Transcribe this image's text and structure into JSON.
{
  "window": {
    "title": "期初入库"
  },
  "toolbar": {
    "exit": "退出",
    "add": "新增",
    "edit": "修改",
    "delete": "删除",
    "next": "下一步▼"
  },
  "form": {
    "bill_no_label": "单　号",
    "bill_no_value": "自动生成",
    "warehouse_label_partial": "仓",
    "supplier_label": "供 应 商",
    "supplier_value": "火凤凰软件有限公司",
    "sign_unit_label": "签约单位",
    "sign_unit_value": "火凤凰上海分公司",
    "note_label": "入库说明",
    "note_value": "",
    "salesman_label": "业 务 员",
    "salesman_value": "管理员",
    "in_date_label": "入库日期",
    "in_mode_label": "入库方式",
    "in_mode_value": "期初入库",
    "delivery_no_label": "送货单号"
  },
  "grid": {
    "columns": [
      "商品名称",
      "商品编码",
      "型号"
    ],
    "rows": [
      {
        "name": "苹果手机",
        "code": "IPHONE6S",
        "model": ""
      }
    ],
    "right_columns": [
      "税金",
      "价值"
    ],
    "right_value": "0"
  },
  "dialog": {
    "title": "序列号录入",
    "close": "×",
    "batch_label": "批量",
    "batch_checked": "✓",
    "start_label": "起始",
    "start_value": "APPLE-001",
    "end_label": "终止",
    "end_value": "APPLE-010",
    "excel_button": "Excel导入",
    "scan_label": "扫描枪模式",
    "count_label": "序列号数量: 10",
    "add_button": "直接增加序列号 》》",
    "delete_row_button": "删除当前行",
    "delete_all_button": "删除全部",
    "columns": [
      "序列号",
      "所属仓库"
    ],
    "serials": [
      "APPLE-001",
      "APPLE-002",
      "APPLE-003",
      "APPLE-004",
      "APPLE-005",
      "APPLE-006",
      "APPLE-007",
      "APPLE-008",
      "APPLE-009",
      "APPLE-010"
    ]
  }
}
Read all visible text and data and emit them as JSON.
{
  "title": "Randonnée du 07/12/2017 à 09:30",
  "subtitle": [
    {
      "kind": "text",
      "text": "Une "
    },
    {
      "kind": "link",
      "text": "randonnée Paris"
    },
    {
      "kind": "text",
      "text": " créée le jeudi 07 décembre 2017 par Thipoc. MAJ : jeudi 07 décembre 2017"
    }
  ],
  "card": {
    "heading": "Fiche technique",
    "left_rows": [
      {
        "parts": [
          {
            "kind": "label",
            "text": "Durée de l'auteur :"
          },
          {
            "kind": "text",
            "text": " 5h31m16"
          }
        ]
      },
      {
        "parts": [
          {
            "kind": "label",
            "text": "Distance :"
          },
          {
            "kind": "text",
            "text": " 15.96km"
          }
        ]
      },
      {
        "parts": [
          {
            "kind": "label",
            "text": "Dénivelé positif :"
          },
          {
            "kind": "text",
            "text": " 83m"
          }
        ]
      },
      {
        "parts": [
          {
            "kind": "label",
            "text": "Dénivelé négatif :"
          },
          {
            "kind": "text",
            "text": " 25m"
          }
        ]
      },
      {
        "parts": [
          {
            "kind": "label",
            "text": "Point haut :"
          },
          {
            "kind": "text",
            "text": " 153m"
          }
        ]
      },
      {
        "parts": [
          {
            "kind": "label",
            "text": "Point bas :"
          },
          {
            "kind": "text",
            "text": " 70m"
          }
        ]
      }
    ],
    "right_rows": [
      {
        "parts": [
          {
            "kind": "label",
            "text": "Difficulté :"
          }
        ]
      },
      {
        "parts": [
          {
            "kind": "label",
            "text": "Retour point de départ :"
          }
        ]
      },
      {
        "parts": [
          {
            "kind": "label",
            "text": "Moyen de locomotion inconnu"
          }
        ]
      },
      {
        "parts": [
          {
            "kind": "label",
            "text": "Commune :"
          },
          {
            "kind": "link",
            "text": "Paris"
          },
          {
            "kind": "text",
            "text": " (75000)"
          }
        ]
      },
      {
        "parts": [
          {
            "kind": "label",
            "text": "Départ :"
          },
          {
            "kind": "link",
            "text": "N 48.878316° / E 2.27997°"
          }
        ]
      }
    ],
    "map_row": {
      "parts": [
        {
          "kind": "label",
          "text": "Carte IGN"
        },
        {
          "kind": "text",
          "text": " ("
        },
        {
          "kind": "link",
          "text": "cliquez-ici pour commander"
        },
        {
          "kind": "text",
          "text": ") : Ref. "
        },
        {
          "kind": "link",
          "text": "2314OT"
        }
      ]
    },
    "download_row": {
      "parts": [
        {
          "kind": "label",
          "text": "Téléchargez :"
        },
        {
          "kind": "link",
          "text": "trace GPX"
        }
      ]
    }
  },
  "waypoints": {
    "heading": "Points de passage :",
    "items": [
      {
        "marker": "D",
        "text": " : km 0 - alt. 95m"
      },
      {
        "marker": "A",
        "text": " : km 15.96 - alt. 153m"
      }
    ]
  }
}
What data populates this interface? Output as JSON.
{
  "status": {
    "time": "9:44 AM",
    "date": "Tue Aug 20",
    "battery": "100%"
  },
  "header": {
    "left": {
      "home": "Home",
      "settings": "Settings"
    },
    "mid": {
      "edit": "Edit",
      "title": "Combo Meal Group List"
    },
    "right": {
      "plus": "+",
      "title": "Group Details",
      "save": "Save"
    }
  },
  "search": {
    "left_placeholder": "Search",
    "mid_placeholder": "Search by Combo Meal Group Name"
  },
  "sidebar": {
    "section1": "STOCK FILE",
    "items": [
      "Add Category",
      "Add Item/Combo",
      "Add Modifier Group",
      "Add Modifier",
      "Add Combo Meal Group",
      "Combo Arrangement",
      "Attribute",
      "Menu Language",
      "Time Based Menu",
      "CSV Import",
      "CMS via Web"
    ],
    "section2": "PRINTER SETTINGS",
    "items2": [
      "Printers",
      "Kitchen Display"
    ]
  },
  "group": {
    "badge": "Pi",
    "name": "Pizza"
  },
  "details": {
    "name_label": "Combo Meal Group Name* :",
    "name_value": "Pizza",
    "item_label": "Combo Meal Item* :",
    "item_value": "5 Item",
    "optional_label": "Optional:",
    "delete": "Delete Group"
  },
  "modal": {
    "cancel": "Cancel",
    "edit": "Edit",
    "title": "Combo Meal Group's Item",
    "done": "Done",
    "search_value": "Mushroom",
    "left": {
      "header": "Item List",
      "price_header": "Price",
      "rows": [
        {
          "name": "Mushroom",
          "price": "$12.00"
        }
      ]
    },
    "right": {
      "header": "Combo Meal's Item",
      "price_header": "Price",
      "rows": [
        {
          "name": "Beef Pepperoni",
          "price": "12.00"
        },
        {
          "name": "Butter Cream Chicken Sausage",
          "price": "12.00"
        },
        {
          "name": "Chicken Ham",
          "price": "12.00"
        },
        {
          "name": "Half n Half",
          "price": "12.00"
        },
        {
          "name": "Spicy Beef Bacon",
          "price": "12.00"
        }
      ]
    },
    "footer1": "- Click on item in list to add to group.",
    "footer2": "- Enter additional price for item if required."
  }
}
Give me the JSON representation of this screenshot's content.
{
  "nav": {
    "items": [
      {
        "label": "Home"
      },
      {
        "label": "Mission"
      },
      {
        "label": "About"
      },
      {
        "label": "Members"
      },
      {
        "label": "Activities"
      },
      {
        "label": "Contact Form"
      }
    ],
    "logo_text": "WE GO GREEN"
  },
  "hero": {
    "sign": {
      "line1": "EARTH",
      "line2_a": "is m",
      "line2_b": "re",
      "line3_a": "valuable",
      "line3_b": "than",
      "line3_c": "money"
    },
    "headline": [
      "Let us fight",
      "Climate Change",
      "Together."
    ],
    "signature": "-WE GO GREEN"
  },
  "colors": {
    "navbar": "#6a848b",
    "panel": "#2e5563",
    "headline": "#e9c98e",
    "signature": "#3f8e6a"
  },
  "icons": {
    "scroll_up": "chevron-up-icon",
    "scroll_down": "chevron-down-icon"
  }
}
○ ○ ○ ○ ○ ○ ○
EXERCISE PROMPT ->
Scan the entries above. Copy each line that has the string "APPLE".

RESPONSE BOX ->
    "start_value": "APPLE-001",
    "end_value": "APPLE-010",
      "APPLE-001",
      "APPLE-002",
      "APPLE-003",
      "APPLE-004",
      "APPLE-005",
      "APPLE-006",
      "APPLE-007",
      "APPLE-008",
      "APPLE-009",
      "APPLE-010"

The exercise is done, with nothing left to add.